■ Information shown ■
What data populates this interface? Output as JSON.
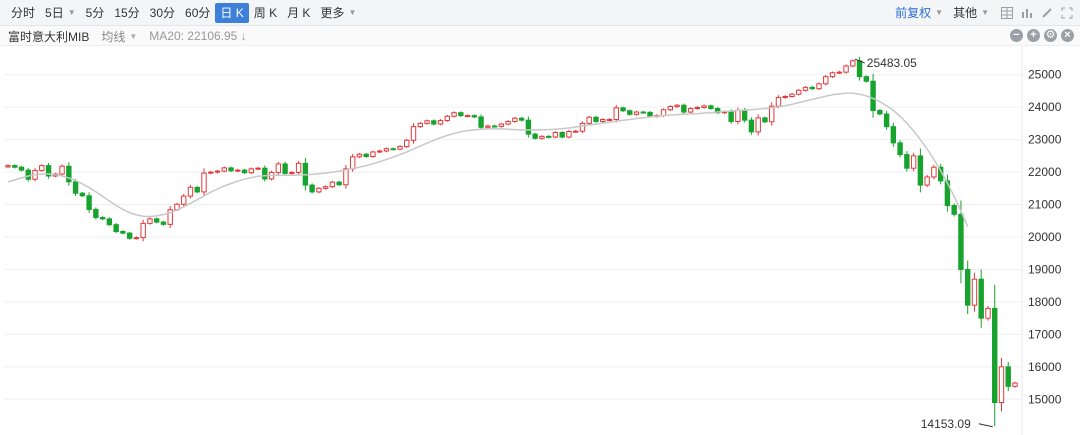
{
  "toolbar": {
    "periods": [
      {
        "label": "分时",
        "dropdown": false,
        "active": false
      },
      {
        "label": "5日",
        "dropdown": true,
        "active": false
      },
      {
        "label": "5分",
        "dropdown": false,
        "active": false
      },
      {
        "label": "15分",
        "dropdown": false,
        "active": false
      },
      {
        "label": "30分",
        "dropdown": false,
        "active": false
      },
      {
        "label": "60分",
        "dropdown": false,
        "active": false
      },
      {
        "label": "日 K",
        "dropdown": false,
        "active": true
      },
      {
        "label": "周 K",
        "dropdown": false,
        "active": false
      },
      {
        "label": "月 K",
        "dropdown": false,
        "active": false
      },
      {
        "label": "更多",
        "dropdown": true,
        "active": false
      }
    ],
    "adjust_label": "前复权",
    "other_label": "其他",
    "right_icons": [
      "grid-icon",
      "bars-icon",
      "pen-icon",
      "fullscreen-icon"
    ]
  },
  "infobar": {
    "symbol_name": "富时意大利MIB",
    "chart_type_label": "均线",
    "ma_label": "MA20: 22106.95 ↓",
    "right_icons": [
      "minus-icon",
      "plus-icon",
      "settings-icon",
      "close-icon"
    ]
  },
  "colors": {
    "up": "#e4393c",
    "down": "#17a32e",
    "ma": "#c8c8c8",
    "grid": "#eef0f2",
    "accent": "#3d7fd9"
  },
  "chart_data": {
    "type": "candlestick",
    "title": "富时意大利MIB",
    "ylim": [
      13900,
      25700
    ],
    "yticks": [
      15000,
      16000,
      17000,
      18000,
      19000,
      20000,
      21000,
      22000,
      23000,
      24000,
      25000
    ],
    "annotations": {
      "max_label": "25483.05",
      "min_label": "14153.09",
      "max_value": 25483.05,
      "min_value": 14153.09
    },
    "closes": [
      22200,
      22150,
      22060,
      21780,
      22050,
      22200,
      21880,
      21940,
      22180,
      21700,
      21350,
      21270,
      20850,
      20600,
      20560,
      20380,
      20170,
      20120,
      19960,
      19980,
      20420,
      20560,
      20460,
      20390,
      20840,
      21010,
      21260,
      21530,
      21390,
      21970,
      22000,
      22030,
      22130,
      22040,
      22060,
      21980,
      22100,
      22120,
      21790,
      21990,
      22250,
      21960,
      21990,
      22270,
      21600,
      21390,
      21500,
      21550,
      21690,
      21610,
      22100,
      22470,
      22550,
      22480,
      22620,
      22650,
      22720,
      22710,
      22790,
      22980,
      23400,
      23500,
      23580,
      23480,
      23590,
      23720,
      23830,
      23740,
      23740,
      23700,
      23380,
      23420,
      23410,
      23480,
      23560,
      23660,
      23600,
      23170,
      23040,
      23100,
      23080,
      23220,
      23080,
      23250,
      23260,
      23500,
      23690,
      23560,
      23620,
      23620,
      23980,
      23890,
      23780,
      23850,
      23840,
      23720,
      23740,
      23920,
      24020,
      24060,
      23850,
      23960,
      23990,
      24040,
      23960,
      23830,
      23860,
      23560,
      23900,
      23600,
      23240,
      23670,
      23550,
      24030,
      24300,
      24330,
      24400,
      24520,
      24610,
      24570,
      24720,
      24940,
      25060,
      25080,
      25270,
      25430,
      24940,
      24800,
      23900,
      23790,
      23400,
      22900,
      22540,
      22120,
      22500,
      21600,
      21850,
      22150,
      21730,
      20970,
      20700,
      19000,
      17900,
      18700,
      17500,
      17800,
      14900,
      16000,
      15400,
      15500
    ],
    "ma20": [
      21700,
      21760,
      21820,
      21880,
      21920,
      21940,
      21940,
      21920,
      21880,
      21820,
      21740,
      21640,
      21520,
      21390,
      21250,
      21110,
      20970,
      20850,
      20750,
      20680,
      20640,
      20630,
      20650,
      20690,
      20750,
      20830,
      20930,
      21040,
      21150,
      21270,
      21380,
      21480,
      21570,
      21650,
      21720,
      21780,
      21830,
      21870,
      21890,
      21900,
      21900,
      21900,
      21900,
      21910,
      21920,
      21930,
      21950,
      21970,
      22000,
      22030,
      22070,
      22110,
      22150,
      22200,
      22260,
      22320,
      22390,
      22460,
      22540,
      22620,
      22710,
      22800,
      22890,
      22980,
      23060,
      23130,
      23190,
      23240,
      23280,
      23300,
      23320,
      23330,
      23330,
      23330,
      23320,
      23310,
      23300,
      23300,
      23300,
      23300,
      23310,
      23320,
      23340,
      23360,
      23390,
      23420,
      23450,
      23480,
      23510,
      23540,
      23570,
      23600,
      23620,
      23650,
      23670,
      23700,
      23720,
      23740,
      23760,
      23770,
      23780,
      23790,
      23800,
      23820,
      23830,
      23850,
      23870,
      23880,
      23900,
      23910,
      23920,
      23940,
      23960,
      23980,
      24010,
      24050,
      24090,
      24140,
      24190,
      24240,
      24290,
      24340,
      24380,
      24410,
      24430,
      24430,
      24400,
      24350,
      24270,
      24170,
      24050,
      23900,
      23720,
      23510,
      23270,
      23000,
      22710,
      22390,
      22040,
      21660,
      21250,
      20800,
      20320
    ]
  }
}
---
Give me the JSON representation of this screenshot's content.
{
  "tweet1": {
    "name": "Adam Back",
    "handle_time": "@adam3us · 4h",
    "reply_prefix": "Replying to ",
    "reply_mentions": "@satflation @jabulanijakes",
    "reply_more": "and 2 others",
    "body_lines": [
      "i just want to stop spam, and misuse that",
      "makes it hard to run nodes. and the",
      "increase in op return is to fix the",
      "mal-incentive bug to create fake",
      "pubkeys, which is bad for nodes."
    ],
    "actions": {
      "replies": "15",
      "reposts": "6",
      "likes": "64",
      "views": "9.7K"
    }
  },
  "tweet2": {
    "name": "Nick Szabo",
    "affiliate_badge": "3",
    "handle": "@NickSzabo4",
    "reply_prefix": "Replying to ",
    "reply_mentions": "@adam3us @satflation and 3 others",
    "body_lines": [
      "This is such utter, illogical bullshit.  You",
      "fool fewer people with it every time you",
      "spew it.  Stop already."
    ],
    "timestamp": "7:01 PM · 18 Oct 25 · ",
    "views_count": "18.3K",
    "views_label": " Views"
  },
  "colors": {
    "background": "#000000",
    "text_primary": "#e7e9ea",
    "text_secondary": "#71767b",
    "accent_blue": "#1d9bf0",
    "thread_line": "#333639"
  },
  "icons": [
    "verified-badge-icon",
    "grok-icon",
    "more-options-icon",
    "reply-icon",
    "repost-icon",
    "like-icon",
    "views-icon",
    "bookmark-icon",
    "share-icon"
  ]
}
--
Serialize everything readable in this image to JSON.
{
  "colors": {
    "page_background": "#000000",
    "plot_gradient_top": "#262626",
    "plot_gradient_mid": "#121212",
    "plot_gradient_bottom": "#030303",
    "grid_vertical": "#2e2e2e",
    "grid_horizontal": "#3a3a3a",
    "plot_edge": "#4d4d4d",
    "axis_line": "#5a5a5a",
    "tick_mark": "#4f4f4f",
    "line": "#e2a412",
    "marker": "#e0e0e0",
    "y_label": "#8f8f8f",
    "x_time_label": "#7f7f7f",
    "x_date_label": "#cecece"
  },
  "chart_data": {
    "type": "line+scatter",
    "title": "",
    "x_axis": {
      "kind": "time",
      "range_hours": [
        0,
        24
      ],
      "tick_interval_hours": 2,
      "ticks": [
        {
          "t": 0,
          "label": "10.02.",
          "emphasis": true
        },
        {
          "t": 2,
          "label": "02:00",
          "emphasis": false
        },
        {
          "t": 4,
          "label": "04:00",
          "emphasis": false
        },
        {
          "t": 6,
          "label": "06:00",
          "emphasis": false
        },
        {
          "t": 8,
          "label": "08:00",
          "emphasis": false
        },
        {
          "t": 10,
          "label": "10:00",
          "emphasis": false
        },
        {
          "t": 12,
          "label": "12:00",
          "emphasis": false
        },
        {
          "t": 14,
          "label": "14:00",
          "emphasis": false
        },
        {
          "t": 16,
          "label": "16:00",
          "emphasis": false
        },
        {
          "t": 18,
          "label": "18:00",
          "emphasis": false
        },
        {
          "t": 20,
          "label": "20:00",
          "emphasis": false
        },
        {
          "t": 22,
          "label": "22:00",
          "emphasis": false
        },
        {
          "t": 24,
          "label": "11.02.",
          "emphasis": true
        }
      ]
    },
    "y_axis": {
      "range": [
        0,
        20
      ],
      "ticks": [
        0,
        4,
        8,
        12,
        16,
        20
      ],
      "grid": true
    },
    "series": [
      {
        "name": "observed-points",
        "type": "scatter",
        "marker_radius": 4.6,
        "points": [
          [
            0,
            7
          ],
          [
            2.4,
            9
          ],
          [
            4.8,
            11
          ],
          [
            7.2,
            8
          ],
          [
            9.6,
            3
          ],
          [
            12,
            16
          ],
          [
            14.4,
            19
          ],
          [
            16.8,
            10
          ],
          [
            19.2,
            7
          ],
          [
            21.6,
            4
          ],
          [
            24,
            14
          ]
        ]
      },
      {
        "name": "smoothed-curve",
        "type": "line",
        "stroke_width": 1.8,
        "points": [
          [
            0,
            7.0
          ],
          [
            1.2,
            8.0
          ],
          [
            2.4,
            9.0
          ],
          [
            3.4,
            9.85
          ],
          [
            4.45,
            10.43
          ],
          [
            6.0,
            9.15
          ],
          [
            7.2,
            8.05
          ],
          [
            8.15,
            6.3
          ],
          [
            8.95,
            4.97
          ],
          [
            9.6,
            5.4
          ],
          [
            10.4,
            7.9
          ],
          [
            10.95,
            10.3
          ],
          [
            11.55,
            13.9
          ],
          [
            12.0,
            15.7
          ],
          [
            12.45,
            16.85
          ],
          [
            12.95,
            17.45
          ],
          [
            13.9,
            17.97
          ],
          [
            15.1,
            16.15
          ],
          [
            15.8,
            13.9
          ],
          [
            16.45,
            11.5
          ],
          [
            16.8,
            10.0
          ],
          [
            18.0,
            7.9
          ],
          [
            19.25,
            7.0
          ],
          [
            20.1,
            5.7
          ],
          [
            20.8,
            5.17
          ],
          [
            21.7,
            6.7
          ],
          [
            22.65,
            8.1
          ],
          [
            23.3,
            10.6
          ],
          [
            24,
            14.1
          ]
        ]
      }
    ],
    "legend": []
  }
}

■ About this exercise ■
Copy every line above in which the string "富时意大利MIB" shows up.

■ Output for this exercise ■
    "symbol_name": "富时意大利MIB",
    "title": "富时意大利MIB",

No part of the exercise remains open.